_Source data_
_ _ _ _
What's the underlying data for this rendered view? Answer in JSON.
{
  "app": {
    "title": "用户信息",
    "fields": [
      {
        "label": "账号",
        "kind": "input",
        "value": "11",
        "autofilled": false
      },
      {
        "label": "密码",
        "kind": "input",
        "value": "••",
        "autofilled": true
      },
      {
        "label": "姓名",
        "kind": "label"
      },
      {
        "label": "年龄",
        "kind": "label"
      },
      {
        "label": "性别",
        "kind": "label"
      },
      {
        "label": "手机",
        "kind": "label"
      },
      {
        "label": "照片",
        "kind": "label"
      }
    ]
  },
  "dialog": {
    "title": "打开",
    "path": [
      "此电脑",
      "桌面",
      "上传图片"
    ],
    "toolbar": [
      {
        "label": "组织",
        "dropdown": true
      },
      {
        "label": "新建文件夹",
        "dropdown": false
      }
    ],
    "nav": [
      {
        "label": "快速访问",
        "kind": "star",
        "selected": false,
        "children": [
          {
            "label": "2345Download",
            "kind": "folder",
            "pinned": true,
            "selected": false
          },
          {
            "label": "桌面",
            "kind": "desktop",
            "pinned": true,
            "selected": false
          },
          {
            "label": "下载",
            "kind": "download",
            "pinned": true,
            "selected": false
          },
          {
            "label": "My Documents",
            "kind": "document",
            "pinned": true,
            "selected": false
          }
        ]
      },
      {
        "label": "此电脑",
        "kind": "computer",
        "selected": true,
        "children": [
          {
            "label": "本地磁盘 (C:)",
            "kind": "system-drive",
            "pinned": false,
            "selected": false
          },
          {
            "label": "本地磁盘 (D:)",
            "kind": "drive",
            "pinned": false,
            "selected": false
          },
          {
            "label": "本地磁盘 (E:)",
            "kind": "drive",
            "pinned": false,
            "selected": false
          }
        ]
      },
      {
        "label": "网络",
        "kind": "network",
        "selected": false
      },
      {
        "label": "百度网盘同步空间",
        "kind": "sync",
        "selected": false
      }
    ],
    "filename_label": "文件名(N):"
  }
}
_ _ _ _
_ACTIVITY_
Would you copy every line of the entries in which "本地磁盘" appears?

_EXPECTED ANSWER_
            "label": "本地磁盘 (C:)",
            "label": "本地磁盘 (D:)",
            "label": "本地磁盘 (E:)",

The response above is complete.